Source data:
"""

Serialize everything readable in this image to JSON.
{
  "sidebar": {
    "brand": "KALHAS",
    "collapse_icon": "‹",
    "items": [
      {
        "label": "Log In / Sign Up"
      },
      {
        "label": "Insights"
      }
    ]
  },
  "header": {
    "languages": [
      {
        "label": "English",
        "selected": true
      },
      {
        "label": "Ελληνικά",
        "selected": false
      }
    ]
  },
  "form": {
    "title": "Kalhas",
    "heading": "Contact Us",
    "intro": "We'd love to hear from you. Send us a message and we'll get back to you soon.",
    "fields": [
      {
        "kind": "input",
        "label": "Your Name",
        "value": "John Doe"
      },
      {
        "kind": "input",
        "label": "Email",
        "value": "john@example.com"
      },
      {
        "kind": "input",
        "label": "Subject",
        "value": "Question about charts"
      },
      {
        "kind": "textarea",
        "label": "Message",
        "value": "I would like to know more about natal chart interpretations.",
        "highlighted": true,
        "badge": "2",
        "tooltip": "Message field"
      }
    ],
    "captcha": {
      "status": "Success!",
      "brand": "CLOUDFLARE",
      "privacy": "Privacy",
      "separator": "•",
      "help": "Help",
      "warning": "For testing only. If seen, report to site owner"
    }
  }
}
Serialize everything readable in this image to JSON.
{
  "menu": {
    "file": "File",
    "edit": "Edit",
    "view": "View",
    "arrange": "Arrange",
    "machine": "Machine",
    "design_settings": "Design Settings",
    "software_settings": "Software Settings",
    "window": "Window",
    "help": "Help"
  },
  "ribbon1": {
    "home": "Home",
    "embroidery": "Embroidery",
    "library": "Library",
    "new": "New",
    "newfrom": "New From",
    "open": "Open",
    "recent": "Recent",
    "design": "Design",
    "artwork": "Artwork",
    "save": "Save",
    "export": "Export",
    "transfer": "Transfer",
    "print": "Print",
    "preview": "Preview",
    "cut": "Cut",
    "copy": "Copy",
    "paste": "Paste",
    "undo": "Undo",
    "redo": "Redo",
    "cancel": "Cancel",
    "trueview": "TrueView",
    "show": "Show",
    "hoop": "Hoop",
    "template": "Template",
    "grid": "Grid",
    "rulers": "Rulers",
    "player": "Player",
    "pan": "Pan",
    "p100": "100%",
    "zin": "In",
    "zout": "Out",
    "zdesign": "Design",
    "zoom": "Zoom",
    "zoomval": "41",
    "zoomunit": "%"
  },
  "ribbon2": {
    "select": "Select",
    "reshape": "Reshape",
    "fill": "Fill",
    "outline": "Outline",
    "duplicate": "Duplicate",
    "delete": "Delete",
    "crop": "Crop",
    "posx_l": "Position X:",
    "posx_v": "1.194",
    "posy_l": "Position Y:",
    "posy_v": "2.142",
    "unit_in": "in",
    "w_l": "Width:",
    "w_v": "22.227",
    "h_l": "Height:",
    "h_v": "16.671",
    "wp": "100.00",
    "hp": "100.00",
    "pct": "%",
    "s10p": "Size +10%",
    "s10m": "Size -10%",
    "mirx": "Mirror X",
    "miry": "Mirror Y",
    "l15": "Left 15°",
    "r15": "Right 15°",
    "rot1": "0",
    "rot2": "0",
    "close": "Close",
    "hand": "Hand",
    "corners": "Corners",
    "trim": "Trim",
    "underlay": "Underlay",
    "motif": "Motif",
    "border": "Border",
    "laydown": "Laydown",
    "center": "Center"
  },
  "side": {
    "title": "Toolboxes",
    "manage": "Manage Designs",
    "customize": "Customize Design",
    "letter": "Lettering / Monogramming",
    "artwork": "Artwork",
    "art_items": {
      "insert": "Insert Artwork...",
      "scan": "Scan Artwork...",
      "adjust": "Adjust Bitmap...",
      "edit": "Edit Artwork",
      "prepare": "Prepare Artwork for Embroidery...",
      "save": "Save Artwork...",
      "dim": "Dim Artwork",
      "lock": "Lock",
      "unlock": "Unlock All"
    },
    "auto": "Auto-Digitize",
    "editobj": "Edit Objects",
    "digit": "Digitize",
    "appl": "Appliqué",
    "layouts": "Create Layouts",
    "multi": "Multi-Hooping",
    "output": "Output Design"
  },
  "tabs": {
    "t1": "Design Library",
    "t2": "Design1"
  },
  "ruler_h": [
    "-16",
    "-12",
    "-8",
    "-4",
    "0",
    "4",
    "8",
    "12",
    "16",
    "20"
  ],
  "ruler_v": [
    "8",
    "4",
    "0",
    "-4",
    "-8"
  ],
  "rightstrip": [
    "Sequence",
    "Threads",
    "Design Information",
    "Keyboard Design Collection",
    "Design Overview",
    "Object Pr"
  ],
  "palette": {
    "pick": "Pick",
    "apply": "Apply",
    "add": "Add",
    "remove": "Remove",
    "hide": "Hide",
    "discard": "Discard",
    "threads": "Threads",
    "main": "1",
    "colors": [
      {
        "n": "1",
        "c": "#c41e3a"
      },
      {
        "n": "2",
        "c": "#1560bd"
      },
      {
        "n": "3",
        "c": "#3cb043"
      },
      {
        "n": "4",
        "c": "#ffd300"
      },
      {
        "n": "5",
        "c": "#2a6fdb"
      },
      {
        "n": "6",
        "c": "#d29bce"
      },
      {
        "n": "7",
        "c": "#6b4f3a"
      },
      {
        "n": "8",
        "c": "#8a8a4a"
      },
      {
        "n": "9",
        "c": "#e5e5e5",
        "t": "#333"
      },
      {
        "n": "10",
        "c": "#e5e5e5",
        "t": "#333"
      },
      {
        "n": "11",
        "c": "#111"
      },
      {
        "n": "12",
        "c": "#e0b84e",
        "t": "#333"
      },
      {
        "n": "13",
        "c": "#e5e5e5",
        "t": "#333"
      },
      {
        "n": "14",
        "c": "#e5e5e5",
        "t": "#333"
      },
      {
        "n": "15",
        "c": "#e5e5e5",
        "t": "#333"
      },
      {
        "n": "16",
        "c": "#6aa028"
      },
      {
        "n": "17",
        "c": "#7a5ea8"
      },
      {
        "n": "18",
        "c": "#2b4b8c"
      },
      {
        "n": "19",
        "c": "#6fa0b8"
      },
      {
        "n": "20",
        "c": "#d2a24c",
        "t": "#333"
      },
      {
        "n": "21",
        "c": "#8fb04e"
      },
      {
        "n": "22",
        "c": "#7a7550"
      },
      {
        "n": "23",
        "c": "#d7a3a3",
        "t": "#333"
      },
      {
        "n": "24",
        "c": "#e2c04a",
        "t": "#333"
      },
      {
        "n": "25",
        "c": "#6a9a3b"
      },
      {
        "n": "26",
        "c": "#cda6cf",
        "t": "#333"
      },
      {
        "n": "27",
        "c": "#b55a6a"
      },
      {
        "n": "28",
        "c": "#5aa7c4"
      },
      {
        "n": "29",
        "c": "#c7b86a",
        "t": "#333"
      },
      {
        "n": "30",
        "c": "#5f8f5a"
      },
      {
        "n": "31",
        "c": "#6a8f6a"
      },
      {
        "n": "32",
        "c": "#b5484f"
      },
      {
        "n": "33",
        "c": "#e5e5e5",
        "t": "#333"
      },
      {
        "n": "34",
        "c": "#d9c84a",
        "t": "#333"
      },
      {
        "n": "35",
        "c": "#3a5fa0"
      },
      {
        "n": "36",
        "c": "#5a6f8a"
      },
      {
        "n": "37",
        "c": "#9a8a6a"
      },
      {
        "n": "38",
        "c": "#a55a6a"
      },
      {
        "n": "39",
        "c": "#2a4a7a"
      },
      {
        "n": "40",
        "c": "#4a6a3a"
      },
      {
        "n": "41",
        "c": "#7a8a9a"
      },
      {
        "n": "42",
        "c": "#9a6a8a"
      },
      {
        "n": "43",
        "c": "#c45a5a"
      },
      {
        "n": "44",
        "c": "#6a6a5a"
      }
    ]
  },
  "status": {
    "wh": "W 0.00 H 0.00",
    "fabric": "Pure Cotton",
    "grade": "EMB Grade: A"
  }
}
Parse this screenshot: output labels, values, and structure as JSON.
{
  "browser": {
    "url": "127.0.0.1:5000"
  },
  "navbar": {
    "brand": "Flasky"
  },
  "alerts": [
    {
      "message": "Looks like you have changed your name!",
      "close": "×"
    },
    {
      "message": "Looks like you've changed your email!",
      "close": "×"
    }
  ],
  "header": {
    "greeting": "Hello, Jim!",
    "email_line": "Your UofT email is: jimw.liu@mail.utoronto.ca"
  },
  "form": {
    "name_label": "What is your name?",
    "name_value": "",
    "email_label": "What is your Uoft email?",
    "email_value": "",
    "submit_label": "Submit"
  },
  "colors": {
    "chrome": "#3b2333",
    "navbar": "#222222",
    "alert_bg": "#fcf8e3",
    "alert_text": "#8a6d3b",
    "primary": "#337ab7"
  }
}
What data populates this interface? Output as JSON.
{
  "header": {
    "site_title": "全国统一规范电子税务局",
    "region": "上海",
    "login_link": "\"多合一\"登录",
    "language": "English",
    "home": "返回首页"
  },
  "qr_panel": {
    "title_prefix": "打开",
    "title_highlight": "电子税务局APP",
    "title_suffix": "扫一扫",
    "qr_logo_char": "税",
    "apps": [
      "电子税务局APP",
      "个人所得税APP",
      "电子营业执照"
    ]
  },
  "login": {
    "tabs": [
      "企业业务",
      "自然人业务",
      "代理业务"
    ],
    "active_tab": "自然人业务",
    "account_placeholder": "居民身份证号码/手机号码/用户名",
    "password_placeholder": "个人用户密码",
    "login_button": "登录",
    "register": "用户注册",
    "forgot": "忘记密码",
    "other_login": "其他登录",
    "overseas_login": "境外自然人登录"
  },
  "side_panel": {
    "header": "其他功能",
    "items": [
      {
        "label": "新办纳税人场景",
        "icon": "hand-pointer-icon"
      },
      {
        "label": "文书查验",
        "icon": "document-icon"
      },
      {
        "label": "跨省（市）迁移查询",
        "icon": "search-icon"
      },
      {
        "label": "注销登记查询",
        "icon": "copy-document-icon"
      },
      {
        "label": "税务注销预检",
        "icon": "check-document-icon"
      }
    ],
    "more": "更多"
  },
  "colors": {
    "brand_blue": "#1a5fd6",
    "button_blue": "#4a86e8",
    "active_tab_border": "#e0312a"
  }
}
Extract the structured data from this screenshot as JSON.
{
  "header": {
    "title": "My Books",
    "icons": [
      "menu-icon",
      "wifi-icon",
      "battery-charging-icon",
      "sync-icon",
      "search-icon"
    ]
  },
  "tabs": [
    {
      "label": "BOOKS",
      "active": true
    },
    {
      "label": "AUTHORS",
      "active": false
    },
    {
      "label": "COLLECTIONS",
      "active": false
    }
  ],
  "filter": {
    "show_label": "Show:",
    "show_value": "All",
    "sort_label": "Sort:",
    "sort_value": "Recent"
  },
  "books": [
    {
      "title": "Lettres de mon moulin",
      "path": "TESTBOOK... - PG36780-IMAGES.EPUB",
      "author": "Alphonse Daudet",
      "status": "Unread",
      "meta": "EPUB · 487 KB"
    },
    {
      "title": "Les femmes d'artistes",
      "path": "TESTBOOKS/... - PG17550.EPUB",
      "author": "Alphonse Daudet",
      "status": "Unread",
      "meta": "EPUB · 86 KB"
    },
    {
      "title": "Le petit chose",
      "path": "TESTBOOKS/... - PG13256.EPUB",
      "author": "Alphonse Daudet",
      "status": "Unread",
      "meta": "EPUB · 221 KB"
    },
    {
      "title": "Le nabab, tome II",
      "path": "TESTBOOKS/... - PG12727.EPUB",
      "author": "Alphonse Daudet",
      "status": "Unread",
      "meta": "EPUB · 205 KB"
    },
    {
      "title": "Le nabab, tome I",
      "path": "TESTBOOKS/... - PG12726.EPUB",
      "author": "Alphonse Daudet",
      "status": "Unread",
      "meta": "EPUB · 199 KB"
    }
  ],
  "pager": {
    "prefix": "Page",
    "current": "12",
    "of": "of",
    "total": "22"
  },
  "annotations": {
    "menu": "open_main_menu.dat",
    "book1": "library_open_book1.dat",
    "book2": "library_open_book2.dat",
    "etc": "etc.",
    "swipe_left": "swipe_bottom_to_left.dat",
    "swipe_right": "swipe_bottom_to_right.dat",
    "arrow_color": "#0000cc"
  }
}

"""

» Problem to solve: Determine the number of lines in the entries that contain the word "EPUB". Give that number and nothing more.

» Reply to the task: 10